Under New York State Insurance Law, the minimum amount required for liability for bodily injury for almost all motor vehicles is only $25,000. This means that if you are seriously injured due to another driver’s negligence, $25,000.00 is the most you can collect from the negligent driver’s auto policy if he or she only has the minimum required coverage, no matter how severe your injury. In death cases, the minimum coverage required is $50,000. (In New York City there are higher insurance requirements for taxis, limousines, commercial vans and buses.)
Even if you should get a judgment for more than a $25,000 policy limit, the chances of actually recovering more than that are very slim. People with no assets typically buy the minimum required insurance, while people who have money in the bank or other property usually have higher limits of insurance coverage to protect those assets in the event that they are held responsible for another person’s injury.
But there is something you can and should do to protect yourself. It is called Supplemental Underinsured Motorist coverage, or SUM for short. Under this coverage, if the negligent driver has insufficient insurance to fairly compensate you for your injuries, you can collect under your own insurance policy up to the limits of the SUM coverage to supplement the wrongdoer’s insurance.
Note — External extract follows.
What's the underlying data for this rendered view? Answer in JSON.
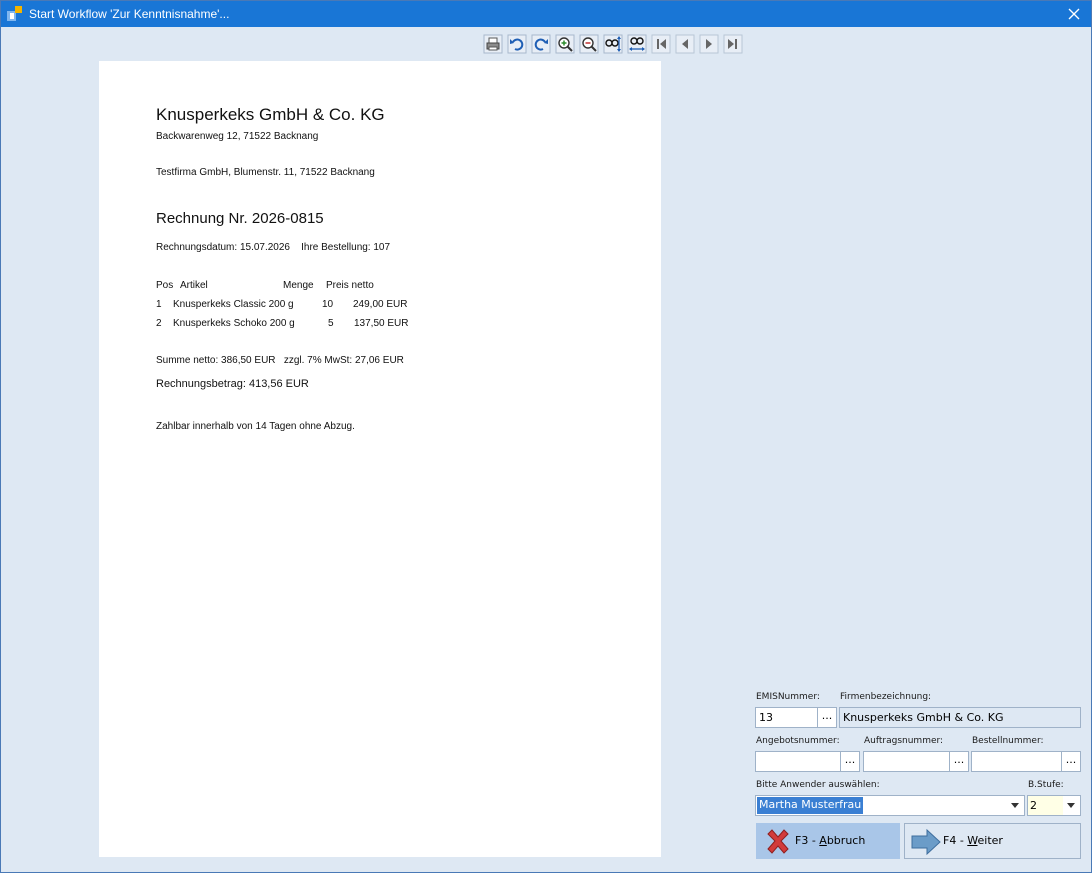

For example, if you have $300,000 SUM coverage on your policy and you are seriously injured by a negligent driver with the minimum insurance ($25,000), you would be able to recover the wrongdoer’s insurance plus another $275,000 under your own policy, for a total recovery of $300,000, assuming your injuries are serious enough. Without the SUM you would be limited to $25,000.
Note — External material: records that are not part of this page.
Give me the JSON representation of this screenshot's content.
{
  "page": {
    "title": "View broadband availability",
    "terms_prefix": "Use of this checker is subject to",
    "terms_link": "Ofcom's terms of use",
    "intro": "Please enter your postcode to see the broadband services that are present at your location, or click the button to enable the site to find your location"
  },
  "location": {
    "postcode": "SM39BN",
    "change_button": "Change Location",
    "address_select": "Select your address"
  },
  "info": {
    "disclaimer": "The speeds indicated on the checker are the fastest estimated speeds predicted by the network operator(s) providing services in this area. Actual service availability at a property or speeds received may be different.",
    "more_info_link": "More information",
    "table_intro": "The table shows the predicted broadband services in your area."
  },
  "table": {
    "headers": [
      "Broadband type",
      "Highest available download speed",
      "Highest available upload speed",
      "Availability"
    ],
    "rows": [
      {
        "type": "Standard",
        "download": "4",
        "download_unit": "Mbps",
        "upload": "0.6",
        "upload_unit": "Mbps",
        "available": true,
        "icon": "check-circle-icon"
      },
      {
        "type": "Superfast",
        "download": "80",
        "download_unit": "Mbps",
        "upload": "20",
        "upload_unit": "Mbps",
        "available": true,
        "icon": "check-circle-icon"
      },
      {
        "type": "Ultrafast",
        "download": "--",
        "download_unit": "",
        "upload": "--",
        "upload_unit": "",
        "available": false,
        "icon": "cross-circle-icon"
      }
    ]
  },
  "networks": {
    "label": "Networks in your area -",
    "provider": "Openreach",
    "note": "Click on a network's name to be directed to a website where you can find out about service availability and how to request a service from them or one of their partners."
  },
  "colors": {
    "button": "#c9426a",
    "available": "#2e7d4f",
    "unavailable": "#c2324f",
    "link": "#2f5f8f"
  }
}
The SUM coverage also covers relatives who live with you (referred to as “resident relatives”), and occupants of your vehicle involved in an accident. The coverage for you and your resident relatives can apply to accidents even if your car is not involved in the crash.
You can purchase as much SUM coverage as you have liability coverage under your policy. Many insurers do not push SUM coverage because the premiums they are allowed to charge under insurance regulations are not very high. Don’t be confused with Uninsured Motorist coverage (UM). UM is required in all auto insurance policies, but it is very different. UM covers only up to $25,000, and only if the negligent driver has no auto insurance. UM and SUM are often confused, so make sure you get the SUM too. You are not protected against an underinsured motorist just because you have uninsured motorist coverage.
Make sure you insist on the SUM coverage up to your liability limits. After all, if you purchase coverage to insure against another person being injured, it only makes sense to purchase coverage to protect yourself, especially since the cost for SUM coverage is very low.
I am not an insurance agent, I do not sell insurance. I am coming at this from the point of view of a personal injury lawyer. I have seen too many times over my many years in practice where a terribly injured person is unable to receive even close to an adequate recovery because the negligent driver had the minimum insurance.
When I have reviewed the declaration pages of the auto insurance policies I have seen where the liability coverage is high, but there is no SUM coverage. That is very unfortunate for that injured person where the negligent driver who caused serious injuries has the minimum required coverage.
Call your motor vehicle insurance company or agent today and make sure your SUM coverage is as high as your bodily injury coverage. You don’t have to wait for the renewal date, call today and have the coverage added now.
It’s up to you to protect yourself and your loved ones.